Looking at this table we can see clearly that Hall, Tavares and Seguin took off, with Seguin making the largest jump from his rookie campaign. This jump by Seguin is most certainly due to increased playing time (his TOI/60 jumped from 12.1 to 16.7), increased powerplay time (his PPTOI% jumped from 24.8% to 48.6%) and his Quality of teammates (which jumped from 28.8% to 31.4%). Opportunity was given to Seguin and he took complete advantage of it.
Hall and Tavares progressed basically as you could have expected based on draft pedigree and solid rookie seasons, and Landeskog seems to have been dealing with an injury which led to a slight decline in production combined with playing on a pretty terrible Avalanche team. Yakupov had the greatest drop off and as a result has Edmonton media and fans alike calling Yakupov a potential flop already. This is an outrageous statement to make at this point of his career even with his drop-off in production.
Yakupov’s drop off in production could be a factor of many different things; he had a new Head Coach in Dallas Eakins who seemingly employed a higher merit system in terms of ice time and powerplay time (at least in relation to Yakupov); Eakins was also heavy on teaching Yakupov the finer aspects of the game (which is great, and if Yak can make some adjustments will pay off in spades down the line) but this was not a focus from Kreuger in the lockout shortened season, this meant Yakupov was spending more time trying to improve his play defensively and more than likely lost some focus and confidence on the offensive side of the puck. Every error Yakupov made seemed to get him stapled to the bench, and from all reports I've heard/read Yakupov is a player that lives and dies on confidence and punishing him for every error likely resulted in a huge loss of confidence. His PPTOI% dropped from 43.2% to 38.5%, this is not a significant drop by any means, but we do know the Oilers struggled all season long on the powerplay, whether this is the players on the ice fault (unlikely based on years previous success and skill available to employ) or the systems employed by the coaching staff (far more likely), either way Yakupov struggled to produce with the man-advantage and as a result his P/GP took a hit.
This upcoming season is a make or break year for Yakupov as we all well know. He must make some significant strides defensively and offensively and he needs to get back to that offensive threat we witnessed in his rookie season. The hope is with some changes to the coaching staff surrounding Eakins that the message may get through to Yakupov coming from fresh voices.

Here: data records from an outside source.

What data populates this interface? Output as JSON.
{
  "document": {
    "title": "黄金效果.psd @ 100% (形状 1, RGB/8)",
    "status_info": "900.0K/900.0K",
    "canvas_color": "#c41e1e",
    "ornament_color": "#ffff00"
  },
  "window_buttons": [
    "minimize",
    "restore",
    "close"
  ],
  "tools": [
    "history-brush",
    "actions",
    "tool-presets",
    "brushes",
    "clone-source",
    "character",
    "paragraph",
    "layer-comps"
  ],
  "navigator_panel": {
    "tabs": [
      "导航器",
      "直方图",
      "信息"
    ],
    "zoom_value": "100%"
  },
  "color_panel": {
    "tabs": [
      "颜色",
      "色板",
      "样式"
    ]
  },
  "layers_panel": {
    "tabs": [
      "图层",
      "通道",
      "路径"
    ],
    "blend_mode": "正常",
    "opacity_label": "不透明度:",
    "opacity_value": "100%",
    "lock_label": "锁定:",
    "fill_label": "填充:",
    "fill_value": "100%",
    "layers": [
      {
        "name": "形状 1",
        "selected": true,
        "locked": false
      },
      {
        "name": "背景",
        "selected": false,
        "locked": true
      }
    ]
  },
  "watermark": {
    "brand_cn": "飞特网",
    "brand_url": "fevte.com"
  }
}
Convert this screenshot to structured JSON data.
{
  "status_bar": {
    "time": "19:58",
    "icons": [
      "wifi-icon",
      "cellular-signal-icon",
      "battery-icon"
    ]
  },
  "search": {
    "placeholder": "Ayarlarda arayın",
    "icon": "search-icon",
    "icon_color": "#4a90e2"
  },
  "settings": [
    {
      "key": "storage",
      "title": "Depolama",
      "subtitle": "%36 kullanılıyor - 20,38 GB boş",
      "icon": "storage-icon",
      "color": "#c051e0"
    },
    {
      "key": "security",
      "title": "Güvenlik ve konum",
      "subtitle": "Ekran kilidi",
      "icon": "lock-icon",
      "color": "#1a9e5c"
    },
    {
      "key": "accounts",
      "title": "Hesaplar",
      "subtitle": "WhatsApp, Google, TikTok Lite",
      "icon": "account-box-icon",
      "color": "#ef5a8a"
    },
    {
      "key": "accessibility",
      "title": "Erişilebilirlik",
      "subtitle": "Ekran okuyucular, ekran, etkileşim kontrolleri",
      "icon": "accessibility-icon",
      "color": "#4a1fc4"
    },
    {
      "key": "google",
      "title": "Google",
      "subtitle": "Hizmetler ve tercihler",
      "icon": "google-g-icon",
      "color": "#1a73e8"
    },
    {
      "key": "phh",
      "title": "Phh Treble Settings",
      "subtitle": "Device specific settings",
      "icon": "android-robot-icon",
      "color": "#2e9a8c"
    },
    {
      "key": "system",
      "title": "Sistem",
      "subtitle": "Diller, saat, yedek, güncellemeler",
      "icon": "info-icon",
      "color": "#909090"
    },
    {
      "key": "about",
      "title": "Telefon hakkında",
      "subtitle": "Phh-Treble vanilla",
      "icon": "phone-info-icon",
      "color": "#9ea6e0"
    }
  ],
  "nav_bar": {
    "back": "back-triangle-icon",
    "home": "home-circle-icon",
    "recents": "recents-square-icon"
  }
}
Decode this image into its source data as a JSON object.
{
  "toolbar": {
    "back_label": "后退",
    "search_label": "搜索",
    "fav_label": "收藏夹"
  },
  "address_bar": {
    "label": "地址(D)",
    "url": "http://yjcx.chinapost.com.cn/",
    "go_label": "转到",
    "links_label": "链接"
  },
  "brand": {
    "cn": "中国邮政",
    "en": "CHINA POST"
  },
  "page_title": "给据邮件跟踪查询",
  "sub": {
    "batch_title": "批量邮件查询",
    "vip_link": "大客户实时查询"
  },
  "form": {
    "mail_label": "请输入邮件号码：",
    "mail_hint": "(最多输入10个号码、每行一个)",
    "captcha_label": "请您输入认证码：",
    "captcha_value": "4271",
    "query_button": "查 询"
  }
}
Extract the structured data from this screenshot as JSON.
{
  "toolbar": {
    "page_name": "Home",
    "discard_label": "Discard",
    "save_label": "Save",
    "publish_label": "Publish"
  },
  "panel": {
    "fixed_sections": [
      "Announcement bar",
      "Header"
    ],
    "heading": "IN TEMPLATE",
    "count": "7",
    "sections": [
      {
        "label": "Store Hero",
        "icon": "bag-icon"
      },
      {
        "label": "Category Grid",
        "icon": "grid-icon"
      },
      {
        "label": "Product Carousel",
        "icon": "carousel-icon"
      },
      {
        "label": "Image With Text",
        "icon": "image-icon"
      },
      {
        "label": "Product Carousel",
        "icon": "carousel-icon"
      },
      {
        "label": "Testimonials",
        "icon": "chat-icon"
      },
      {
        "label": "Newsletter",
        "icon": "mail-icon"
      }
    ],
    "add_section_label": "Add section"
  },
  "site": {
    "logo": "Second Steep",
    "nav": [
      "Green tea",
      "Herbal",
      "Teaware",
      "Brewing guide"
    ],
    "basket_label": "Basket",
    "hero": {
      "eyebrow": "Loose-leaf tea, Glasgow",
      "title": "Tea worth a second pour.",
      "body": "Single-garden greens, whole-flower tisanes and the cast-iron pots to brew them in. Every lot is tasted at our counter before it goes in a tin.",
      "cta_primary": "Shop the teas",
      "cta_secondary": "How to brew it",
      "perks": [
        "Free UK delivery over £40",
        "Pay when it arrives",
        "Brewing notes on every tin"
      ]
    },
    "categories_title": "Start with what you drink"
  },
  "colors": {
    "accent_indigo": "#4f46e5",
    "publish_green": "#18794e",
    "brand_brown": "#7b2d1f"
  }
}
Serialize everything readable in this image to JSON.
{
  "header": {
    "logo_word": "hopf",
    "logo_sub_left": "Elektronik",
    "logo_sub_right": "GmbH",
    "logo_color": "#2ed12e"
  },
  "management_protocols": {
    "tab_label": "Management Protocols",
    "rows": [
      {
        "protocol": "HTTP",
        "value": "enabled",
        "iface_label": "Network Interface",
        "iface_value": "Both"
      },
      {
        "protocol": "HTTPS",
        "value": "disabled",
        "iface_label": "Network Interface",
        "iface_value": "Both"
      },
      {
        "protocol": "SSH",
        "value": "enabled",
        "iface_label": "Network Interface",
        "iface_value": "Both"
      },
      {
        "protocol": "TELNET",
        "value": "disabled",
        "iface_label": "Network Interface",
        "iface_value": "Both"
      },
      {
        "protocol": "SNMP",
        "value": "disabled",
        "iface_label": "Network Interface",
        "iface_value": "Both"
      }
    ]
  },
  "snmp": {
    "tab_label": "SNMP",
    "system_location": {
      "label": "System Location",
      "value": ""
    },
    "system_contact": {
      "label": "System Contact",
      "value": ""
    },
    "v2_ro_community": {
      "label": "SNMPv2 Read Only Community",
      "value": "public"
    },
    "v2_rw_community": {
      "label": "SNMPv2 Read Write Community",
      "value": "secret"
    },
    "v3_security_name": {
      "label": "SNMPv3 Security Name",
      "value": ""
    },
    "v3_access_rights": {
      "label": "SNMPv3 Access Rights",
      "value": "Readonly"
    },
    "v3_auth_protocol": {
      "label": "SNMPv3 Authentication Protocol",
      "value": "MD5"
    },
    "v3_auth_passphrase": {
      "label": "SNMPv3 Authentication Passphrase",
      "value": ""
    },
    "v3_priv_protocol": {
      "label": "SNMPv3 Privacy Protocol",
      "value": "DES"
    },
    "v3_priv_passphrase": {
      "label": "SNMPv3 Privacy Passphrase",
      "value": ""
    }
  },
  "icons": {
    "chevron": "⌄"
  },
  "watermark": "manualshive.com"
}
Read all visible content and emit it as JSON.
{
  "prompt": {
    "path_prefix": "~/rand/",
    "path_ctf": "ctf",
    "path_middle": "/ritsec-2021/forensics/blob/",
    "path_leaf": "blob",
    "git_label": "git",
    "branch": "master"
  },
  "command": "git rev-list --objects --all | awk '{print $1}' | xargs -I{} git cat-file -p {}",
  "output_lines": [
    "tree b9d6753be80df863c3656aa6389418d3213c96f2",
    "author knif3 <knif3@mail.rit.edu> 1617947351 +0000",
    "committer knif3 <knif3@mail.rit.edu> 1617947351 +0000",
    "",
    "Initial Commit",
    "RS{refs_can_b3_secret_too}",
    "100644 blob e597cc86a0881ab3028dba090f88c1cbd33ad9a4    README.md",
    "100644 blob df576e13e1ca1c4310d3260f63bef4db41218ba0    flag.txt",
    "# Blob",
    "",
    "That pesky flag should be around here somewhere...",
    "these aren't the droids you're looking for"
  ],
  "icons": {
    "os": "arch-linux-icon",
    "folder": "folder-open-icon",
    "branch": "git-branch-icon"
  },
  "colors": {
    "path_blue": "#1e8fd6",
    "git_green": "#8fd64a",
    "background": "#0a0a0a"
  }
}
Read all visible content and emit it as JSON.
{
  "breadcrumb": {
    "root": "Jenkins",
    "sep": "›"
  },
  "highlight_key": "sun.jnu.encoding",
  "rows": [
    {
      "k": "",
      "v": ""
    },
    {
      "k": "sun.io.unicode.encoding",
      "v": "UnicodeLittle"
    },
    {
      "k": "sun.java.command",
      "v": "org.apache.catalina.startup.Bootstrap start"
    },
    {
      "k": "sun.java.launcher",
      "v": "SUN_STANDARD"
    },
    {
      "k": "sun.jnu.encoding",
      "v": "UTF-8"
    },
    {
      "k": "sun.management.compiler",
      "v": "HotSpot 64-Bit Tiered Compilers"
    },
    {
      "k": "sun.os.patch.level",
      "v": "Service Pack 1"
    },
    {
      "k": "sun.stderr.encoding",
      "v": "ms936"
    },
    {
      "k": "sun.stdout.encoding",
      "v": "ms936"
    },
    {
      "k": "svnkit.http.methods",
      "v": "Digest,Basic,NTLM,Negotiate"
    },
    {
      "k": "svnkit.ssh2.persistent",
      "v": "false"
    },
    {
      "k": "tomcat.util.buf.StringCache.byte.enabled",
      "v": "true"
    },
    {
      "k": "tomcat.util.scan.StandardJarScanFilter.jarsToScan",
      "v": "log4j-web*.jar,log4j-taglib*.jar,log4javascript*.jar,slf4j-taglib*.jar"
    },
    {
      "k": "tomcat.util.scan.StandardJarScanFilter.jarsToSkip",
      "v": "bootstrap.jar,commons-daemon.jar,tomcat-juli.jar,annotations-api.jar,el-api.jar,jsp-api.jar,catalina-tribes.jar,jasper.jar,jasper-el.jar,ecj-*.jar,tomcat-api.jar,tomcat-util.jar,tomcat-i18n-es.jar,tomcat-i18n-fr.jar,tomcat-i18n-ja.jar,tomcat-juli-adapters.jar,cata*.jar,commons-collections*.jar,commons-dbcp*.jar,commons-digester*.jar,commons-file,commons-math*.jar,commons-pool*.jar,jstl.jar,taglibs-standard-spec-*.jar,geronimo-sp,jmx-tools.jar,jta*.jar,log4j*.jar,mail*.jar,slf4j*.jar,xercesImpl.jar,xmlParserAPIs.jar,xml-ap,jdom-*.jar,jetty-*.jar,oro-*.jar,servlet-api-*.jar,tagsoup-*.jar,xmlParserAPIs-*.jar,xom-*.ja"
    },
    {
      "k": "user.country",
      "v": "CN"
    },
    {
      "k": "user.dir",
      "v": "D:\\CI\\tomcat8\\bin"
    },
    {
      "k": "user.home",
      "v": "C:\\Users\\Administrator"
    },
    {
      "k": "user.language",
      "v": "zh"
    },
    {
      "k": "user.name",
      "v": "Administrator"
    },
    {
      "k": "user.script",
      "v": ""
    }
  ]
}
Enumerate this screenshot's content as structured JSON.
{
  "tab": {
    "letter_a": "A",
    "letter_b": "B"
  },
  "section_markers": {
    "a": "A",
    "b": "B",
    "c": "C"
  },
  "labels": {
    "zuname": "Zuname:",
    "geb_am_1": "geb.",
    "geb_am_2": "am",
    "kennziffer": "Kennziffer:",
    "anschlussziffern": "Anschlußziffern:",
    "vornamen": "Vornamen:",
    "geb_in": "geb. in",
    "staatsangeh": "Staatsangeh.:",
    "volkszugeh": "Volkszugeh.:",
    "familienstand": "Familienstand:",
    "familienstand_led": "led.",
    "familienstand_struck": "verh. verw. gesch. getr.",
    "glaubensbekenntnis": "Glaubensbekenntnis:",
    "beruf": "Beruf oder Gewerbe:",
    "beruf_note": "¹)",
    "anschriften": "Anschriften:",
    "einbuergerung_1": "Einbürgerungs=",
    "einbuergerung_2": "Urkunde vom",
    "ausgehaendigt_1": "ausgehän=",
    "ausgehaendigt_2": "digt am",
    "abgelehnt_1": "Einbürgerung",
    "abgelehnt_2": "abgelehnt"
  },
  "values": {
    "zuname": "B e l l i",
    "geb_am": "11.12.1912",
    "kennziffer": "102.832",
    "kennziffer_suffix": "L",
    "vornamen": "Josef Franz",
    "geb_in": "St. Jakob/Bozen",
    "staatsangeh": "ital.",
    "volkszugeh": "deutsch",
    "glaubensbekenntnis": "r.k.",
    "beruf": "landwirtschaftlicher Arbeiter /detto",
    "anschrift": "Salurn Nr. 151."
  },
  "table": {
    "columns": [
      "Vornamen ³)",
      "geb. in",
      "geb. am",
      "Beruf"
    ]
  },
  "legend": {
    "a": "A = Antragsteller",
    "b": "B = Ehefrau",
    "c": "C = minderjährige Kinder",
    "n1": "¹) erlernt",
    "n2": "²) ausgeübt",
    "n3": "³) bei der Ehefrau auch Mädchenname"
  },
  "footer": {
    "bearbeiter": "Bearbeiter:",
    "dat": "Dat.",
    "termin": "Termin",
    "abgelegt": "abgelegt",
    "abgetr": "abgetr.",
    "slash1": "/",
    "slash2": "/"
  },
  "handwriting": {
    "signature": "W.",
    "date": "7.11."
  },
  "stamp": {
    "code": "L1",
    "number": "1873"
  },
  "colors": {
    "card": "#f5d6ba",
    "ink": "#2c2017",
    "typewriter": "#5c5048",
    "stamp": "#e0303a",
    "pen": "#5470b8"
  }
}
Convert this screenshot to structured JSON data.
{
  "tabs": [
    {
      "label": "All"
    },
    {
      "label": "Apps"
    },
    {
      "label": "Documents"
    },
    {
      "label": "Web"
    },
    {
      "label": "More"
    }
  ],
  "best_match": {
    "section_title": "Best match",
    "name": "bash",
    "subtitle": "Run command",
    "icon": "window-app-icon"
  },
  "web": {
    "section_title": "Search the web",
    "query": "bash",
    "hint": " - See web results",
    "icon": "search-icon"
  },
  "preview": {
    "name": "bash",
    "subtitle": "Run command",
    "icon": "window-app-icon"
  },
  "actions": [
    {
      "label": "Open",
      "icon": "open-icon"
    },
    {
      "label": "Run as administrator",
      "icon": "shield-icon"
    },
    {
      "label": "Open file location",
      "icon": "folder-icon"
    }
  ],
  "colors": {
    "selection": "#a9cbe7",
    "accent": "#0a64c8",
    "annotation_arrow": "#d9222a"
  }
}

On top of this, the powerplay can be expected to have somewhat of a bounce back year with new coaches bringing fresh ideas to on-ice formations, which should benefit Yakupov. Finally an improved roster surrounding Yakupov should be very beneficial to his overall play. As it sits right now Yakupov is likely to lineup on a soft minute’s line with Pouliot and Leon the Rookie, and while it’s not ideal having Leon as a center in the NHL it is unfortunately a reality at this point in time. One thing is for sure, it will mean sheltered minutes and great zone starts for Yak and Leon, which combined with Pouliots very impressive puck possession history should result in more offensive opportunities for Yakupov to unleash his deadly shot on net.
Tying it All Together
I think it is reasonable to expect Yakupov to have a bounce back year. The sophomore slump seems to have hit our boy hard, but there were extenuating circumstances that no doubt contributed to his decline in play and production (maybe even a little overconfidence coming off his great finish in 2012-13). With a fresh season upon us, some new voices behind the bench, some new teammates and hopefully an improved powerplay, the only thing holding Yakupov back from a bounce back season is Yakupov himself. Maybe I am an optimist, but I will bet on the “enigmatic” young Russian to come into the 2014-15 season mentally prepared, enthusiastic and hungry to have a significant impact while making some significant strides in all areas of his game.
This article uses information from extraskater.com